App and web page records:

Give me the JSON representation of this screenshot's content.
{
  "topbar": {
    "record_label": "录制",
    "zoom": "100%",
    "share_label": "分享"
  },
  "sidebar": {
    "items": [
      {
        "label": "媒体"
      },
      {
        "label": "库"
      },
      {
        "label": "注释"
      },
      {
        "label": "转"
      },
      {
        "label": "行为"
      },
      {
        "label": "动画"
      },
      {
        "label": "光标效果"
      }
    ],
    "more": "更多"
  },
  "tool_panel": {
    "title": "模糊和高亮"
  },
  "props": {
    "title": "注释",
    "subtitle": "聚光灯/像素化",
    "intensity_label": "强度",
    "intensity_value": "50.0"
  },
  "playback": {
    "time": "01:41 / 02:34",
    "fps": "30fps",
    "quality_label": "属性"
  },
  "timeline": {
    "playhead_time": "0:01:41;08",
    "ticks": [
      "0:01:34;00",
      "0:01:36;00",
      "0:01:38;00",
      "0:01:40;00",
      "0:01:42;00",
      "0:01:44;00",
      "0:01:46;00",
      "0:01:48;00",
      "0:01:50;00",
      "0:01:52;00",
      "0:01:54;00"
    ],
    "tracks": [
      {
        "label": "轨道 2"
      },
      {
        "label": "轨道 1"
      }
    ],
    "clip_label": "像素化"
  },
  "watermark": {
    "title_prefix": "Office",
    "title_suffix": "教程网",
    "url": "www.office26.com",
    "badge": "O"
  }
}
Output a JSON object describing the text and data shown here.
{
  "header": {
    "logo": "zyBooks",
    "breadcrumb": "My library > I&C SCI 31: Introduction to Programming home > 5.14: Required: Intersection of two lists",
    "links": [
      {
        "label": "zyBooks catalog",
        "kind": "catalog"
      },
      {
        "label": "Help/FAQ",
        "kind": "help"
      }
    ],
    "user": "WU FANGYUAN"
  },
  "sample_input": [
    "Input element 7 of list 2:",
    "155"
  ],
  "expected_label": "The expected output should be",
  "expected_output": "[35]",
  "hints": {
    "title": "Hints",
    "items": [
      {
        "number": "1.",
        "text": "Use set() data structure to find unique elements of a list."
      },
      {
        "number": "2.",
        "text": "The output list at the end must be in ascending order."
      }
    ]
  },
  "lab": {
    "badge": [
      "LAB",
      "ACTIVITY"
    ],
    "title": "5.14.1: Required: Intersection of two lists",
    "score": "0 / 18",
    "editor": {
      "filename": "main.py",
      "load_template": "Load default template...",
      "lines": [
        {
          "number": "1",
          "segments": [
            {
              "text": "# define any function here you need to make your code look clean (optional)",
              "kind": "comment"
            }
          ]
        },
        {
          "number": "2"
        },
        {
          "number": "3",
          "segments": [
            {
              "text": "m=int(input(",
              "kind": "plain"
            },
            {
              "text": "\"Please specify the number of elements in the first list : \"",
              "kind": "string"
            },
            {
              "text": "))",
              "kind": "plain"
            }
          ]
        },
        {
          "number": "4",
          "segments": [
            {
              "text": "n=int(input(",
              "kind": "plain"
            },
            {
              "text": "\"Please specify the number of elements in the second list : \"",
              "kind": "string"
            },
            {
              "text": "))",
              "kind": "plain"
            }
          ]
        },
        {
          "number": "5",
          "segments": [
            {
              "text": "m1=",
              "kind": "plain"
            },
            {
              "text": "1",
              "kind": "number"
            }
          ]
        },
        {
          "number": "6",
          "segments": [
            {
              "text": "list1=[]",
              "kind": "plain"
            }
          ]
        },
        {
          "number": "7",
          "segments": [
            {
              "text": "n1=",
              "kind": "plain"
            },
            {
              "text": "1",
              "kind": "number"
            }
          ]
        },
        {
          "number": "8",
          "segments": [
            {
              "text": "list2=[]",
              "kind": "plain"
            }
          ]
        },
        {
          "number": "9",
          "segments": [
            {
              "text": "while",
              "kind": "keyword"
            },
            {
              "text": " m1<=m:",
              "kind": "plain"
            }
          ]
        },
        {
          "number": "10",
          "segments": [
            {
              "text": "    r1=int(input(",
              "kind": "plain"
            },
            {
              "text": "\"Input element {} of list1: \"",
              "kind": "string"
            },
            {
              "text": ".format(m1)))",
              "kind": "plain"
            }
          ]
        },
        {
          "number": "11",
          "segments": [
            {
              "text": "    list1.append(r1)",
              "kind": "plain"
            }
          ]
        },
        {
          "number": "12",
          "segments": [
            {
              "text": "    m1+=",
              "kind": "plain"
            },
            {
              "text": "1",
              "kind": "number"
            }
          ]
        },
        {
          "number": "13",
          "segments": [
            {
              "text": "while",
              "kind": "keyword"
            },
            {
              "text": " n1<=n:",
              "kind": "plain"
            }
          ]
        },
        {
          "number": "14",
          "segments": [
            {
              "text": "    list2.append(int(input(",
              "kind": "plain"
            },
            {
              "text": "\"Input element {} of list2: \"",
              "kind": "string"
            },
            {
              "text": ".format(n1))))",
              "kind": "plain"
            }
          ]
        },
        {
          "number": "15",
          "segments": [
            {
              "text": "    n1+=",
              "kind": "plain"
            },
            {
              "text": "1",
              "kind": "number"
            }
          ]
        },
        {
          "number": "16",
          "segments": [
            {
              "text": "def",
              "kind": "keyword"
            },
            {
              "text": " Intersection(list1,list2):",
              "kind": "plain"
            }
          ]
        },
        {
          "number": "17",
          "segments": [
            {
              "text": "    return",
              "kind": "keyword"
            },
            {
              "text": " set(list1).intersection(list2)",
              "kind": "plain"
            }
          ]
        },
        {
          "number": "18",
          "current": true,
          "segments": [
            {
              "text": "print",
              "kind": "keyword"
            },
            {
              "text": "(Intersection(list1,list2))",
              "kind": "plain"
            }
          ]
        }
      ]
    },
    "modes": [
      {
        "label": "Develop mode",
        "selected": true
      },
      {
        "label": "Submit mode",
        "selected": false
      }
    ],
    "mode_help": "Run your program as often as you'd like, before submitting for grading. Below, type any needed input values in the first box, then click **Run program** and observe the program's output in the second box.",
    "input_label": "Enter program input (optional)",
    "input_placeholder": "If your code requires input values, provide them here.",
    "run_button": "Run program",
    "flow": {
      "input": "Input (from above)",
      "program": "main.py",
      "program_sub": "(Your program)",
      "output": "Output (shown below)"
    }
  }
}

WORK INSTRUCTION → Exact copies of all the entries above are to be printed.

ANSWER TO THIS TASK →
Give me the JSON representation of this screenshot's content.
{
  "topbar": {
    "record_label": "录制",
    "zoom": "100%",
    "share_label": "分享"
  },
  "sidebar": {
    "items": [
      {
        "label": "媒体"
      },
      {
        "label": "库"
      },
      {
        "label": "注释"
      },
      {
        "label": "转"
      },
      {
        "label": "行为"
      },
      {
        "label": "动画"
      },
      {
        "label": "光标效果"
      }
    ],
    "more": "更多"
  },
  "tool_panel": {
    "title": "模糊和高亮"
  },
  "props": {
    "title": "注释",
    "subtitle": "聚光灯/像素化",
    "intensity_label": "强度",
    "intensity_value": "50.0"
  },
  "playback": {
    "time": "01:41 / 02:34",
    "fps": "30fps",
    "quality_label": "属性"
  },
  "timeline": {
    "playhead_time": "0:01:41;08",
    "ticks": [
      "0:01:34;00",
      "0:01:36;00",
      "0:01:38;00",
      "0:01:40;00",
      "0:01:42;00",
      "0:01:44;00",
      "0:01:46;00",
      "0:01:48;00",
      "0:01:50;00",
      "0:01:52;00",
      "0:01:54;00"
    ],
    "tracks": [
      {
        "label": "轨道 2"
      },
      {
        "label": "轨道 1"
      }
    ],
    "clip_label": "像素化"
  },
  "watermark": {
    "title_prefix": "Office",
    "title_suffix": "教程网",
    "url": "www.office26.com",
    "badge": "O"
  }
}
Output a JSON object describing the text and data shown here.
{
  "header": {
    "logo": "zyBooks",
    "breadcrumb": "My library > I&C SCI 31: Introduction to Programming home > 5.14: Required: Intersection of two lists",
    "links": [
      {
        "label": "zyBooks catalog",
        "kind": "catalog"
      },
      {
        "label": "Help/FAQ",
        "kind": "help"
      }
    ],
    "user": "WU FANGYUAN"
  },
  "sample_input": [
    "Input element 7 of list 2:",
    "155"
  ],
  "expected_label": "The expected output should be",
  "expected_output": "[35]",
  "hints": {
    "title": "Hints",
    "items": [
      {
        "number": "1.",
        "text": "Use set() data structure to find unique elements of a list."
      },
      {
        "number": "2.",
        "text": "The output list at the end must be in ascending order."
      }
    ]
  },
  "lab": {
    "badge": [
      "LAB",
      "ACTIVITY"
    ],
    "title": "5.14.1: Required: Intersection of two lists",
    "score": "0 / 18",
    "editor": {
      "filename": "main.py",
      "load_template": "Load default template...",
      "lines": [
        {
          "number": "1",
          "segments": [
            {
              "text": "# define any function here you need to make your code look clean (optional)",
              "kind": "comment"
            }
          ]
        },
        {
          "number": "2"
        },
        {
          "number": "3",
          "segments": [
            {
              "text": "m=int(input(",
              "kind": "plain"
            },
            {
              "text": "\"Please specify the number of elements in the first list : \"",
              "kind": "string"
            },
            {
              "text": "))",
              "kind": "plain"
            }
          ]
        },
        {
          "number": "4",
          "segments": [
            {
              "text": "n=int(input(",
              "kind": "plain"
            },
            {
              "text": "\"Please specify the number of elements in the second list : \"",
              "kind": "string"
            },
            {
              "text": "))",
              "kind": "plain"
            }
          ]
        },
        {
          "number": "5",
          "segments": [
            {
              "text": "m1=",
              "kind": "plain"
            },
            {
              "text": "1",
              "kind": "number"
            }
          ]
        },
        {
          "number": "6",
          "segments": [
            {
              "text": "list1=[]",
              "kind": "plain"
            }
          ]
        },
        {
          "number": "7",
          "segments": [
            {
              "text": "n1=",
              "kind": "plain"
            },
            {
              "text": "1",
              "kind": "number"
            }
          ]
        },
        {
          "number": "8",
          "segments": [
            {
              "text": "list2=[]",
              "kind": "plain"
            }
          ]
        },
        {
          "number": "9",
          "segments": [
            {
              "text": "while",
              "kind": "keyword"
            },
            {
              "text": " m1<=m:",
              "kind": "plain"
            }
          ]
        },
        {
          "number": "10",
          "segments": [
            {
              "text": "    r1=int(input(",
              "kind": "plain"
            },
            {
              "text": "\"Input element {} of list1: \"",
              "kind": "string"
            },
            {
              "text": ".format(m1)))",
              "kind": "plain"
            }
          ]
        },
        {
          "number": "11",
          "segments": [
            {
              "text": "    list1.append(r1)",
              "kind": "plain"
            }
          ]
        },
        {
          "number": "12",
          "segments": [
            {
              "text": "    m1+=",
              "kind": "plain"
            },
            {
              "text": "1",
              "kind": "number"
            }
          ]
        },
        {
          "number": "13",
          "segments": [
            {
              "text": "while",
              "kind": "keyword"
            },
            {
              "text": " n1<=n:",
              "kind": "plain"
            }
          ]
        },
        {
          "number": "14",
          "segments": [
            {
              "text": "    list2.append(int(input(",
              "kind": "plain"
            },
            {
              "text": "\"Input element {} of list2: \"",
              "kind": "string"
            },
            {
              "text": ".format(n1))))",
              "kind": "plain"
            }
          ]
        },
        {
          "number": "15",
          "segments": [
            {
              "text": "    n1+=",
              "kind": "plain"
            },
            {
              "text": "1",
              "kind": "number"
            }
          ]
        },
        {
          "number": "16",
          "segments": [
            {
              "text": "def",
              "kind": "keyword"
            },
            {
              "text": " Intersection(list1,list2):",
              "kind": "plain"
            }
          ]
        },
        {
          "number": "17",
          "segments": [
            {
              "text": "    return",
              "kind": "keyword"
            },
            {
              "text": " set(list1).intersection(list2)",
              "kind": "plain"
            }
          ]
        },
        {
          "number": "18",
          "current": true,
          "segments": [
            {
              "text": "print",
              "kind": "keyword"
            },
            {
              "text": "(Intersection(list1,list2))",
              "kind": "plain"
            }
          ]
        }
      ]
    },
    "modes": [
      {
        "label": "Develop mode",
        "selected": true
      },
      {
        "label": "Submit mode",
        "selected": false
      }
    ],
    "mode_help": "Run your program as often as you'd like, before submitting for grading. Below, type any needed input values in the first box, then click **Run program** and observe the program's output in the second box.",
    "input_label": "Enter program input (optional)",
    "input_placeholder": "If your code requires input values, provide them here.",
    "run_button": "Run program",
    "flow": {
      "input": "Input (from above)",
      "program": "main.py",
      "program_sub": "(Your program)",
      "output": "Output (shown below)"
    }
  }
}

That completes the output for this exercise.